A lazy lunch à la française
Classical cooking, where multiple steps are required to create lustrous sauces with complex flavours, is out of fashion. But there are dishes that cannot be done better any other way, and slow-cooked beef is one.
If I were forced to choose a last supper, it would be beef cooked like this – served in a silky sauce and so soft you can cut it with a spoon. I was introduced to it in Paris by Bambi Sloan, who helped decorate our early Leon restaurants. (She’s French. She’s an interior designer. It’s her real name.) The beef was ox cheek. It came to the table in the cooking dish, alongside a bowl of smooth mash. We spooned both on to our plates and swooned.
The secret is to strain the vegetables after they have been cooked to leave you with a luxuriant sauce, and to use a cut of meat with plenty of connective tissue. During the slow cooking, this breaks down and makes the meat succulent – almost gooey.
In today’s recipe, Jane has combined the beef with an equally smooth parsnip puree, some gremolata to give it zing, and seasonal cauliflower and purple sprouting broccoli for crunch.
Braised feather blade
Feather blade is a cheaper cut of beef from the shoulder of the animal. The top part of it is sometimes sold under the American name, flat iron steak. But be warned: it will have been carefully trimmed of all the sinewy bits that, when cooked for a long time, make this recipe so delicious. It will also be much more expensive.
Serves 4 -6
1-1.5kg whole feather blade(s) 1 tbsp seasoned flour 1 tbsp butter 1 tbsp olive oil 2 onions, sliced 1 carrot, sliced 1 slice swede, roughly chopped 3 garlic cloves, crushed 1 sprig rosemary 2 bay leaves 250ml red wine 50ml red wine vinegar 700ml chicken/beef stock
1 Preheat the oven to 140C/275F/ gas mark 1. Dust the beef with the seasoned flour.
2 Heat the butter and oil in a large frying pan. Brown the meat well on all sides and remove from the pan.
3 Add the veg to the pan and brown for 5 minutes over a medium heat. Stir in the garlic and herbs and cook for a minute. Deglaze the pan (scrape the bits off the bottom) with the red wine, vinegar and stock.
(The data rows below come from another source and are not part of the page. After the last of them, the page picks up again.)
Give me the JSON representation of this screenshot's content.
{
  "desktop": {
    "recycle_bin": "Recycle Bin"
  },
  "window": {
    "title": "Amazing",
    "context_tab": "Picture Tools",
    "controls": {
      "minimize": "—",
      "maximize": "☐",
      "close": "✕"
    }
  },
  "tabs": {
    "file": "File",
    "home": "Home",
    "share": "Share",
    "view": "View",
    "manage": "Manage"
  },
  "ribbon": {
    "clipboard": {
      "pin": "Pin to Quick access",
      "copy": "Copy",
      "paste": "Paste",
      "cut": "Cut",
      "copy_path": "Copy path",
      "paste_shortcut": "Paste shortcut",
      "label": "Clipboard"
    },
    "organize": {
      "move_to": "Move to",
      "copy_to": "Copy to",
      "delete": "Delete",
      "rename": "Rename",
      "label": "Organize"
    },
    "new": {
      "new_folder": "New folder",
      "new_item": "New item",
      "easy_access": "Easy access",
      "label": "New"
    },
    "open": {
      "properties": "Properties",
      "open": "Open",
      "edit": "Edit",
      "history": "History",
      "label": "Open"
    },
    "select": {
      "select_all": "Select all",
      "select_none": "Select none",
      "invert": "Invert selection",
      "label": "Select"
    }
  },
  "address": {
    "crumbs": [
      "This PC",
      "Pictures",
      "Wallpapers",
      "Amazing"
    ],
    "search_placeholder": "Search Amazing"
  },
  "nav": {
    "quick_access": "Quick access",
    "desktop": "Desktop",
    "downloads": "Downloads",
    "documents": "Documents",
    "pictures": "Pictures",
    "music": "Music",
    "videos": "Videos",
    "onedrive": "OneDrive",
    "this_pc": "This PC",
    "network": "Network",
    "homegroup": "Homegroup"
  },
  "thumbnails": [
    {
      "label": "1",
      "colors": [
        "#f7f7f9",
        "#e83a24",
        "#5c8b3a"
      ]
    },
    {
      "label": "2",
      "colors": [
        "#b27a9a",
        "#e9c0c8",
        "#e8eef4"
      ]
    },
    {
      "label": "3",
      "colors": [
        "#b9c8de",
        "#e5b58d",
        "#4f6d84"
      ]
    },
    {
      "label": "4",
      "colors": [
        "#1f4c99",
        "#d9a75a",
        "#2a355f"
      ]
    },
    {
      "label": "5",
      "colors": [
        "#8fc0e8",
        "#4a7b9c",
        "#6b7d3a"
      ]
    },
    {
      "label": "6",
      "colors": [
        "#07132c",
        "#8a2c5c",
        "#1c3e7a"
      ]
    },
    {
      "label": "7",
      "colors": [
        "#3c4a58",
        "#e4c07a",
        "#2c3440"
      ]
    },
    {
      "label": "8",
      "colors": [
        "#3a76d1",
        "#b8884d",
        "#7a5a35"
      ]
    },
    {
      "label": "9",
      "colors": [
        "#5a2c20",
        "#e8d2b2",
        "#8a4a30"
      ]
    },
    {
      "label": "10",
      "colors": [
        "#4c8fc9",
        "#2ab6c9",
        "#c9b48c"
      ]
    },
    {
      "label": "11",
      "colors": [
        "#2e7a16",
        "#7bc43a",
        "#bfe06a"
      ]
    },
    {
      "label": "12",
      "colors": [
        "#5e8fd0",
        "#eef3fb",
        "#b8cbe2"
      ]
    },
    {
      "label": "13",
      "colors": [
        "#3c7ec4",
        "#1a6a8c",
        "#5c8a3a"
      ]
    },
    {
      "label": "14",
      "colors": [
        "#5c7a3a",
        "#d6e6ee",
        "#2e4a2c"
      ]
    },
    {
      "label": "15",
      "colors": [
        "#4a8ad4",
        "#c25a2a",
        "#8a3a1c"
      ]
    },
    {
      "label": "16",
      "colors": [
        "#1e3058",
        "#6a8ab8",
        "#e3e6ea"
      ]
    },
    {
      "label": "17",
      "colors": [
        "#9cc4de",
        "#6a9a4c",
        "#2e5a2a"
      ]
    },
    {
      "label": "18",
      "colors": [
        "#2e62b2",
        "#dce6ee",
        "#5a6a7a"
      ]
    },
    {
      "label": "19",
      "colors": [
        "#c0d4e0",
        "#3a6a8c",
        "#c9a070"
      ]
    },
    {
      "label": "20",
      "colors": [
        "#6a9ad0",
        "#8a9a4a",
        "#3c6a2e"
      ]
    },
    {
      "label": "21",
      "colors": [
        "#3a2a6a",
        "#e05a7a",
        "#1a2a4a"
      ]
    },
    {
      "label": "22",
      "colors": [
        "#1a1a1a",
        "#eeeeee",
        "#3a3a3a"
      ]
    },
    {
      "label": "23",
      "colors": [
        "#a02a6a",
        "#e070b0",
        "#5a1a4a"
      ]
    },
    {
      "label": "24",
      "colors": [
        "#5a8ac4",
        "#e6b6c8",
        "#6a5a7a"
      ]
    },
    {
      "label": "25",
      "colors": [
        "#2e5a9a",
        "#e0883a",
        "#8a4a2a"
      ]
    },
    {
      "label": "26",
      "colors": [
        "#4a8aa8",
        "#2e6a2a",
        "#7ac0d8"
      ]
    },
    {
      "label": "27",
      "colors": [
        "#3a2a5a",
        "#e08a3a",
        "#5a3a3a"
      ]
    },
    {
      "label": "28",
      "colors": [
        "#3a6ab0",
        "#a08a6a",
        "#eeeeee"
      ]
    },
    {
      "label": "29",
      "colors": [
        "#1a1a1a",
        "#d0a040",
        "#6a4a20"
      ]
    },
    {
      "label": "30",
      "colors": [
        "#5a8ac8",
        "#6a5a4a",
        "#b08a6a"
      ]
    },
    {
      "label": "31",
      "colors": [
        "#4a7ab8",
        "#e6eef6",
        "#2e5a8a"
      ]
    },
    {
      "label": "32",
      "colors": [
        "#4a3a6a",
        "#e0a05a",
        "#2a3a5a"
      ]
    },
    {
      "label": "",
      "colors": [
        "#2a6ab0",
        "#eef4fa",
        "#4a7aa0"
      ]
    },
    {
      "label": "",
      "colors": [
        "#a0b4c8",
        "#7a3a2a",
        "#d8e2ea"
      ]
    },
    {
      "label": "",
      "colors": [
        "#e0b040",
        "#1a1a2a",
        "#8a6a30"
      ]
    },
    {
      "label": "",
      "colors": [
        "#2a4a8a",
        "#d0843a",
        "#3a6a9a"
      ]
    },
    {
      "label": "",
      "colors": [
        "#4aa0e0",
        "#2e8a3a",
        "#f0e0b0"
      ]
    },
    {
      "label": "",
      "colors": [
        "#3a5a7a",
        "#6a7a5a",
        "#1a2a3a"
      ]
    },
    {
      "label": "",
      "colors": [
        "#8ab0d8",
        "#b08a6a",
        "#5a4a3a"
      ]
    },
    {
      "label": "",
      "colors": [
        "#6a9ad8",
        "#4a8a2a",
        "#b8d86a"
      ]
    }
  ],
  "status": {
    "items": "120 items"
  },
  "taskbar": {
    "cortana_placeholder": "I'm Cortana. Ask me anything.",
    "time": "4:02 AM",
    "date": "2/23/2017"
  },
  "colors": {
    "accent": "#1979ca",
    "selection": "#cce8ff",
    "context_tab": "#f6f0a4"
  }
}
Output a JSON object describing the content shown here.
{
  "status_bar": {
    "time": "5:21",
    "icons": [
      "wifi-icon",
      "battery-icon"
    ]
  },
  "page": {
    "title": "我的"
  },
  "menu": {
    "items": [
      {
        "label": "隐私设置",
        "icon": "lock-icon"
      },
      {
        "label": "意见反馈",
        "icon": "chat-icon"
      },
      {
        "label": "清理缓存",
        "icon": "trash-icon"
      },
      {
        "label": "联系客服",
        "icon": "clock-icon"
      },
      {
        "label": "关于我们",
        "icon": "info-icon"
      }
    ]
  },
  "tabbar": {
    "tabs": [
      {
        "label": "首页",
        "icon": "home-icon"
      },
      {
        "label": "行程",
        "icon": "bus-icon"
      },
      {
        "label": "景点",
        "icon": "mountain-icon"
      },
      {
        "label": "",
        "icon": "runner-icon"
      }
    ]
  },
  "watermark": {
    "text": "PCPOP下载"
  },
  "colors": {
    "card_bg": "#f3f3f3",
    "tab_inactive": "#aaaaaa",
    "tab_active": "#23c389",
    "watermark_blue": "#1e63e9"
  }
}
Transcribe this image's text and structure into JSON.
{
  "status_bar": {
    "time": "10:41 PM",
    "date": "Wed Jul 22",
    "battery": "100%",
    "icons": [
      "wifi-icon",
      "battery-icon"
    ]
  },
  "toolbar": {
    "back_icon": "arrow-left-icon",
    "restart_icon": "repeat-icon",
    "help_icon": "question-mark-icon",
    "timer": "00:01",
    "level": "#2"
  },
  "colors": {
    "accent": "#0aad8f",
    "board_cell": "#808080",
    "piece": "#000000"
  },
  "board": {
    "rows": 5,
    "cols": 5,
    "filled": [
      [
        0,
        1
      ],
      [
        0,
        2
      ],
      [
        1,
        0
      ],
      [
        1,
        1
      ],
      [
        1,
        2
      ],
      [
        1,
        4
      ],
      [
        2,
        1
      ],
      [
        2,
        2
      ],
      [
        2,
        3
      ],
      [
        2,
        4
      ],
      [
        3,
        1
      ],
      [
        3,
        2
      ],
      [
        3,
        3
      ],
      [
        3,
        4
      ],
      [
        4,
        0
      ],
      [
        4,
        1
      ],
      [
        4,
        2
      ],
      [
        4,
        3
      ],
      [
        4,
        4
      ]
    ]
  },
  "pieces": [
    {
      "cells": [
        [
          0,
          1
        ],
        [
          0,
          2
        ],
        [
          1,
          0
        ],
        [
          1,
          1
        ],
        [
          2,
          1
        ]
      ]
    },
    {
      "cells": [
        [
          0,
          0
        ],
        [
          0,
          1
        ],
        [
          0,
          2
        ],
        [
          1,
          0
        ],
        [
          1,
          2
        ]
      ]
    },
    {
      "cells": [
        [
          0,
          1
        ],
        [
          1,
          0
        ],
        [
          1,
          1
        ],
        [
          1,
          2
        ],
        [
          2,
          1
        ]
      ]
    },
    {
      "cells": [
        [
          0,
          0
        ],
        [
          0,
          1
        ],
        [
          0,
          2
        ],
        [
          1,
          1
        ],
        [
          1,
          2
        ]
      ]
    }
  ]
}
Bring to the boil.
4 Transfer the meat to an oven-proof casserole, then tip over the stock and veg. Season well. Cover tightly and place in the oven for about 2 ½ to 3 ½ hours or until the beef is tender.
5 When cooked, remove the meat from the stock and set to one side in a container that will fit in your fridge. Strain this in a sieve (pushing the softer vegetables through to thicken it) and pour it over the meat. Allow to cool and leave in the fridge until needed.
400g chestnut mushrooms, quartered (you can use button mushrooms) 1 tbsp olive oil 1 tbsp butter The strained beef stock 1 tbsp English mustard
For the gremolata
2 tbsp finely chopped parsley Zest of 1 lemon, finely grated 1 garlic clove, very finely chopped Salt and black pepper
1 Take the beef out of the stock. Cut it across the grain into 1-2cm thick slices.
2 In a large frying pan, heat the oil and butter until hot, then saute the mushrooms for a few minutes until golden brown and tender. Season well.
3 Remove the mushrooms from the pan. Add the beef stock and the mustard to the pan. Whisk together and bring to the boil for as long as needed to reduce the sauce to the desired thickness.
4 Add the mushrooms and beef to the sauce. Simmer gently for a few minutes to heat through. Season if required.
5 Combine the parsley with the lemon zest and garlic to make gremolata, and sprinkle over the beef before serving.
750g parsnips, peeled and thinly sliced 350ml milk 2 garlic cloves, crushed Juice of 1 lemon 30g ground almonds 70ml olive oil Salt and black pepper
1 Place in a pan with the milk and bring to the boil. Simmer for about 20 minutes, or until the parsnips are soft.
2 Drain well and transfer to a food processor. Add the garlic, lemon and almonds. Blitz and slowly add the olive oil until you have a puree. Season well and serve.
Roast cauliflower and purple sprouting broccoli with walnut-tarragon dressing
1 small cauliflower 1 tbsp olive oil 300g purple sprouting broccoli
For the dressing
½ garlic clove, crushed to a paste 2 tsp chopped tarragon 1 tbsp cider vinegar 1 tsp maple syrup 2 tbsp rapeseed oil 1 tbsp walnut oil 50g toasted walnuts, crushed Salt and black pepper
1 Preheat the oven to 160C/325F/gas mark 3. Break the cauliflower into small florets. Toss in the olive oil and season well. Place on a baking tray in a medium oven for about 20 minutes or until tender and slightly browned.
2 Make the dressing by blending all the ingredients together with half the walnuts – use a stick blender or whisk.
3 Trim the broccoli and blanch in boiling salted water for 3 minutes until tender. Drain well. Toss with the cauliflower and the dressing. Sprinkle with extra walnuts.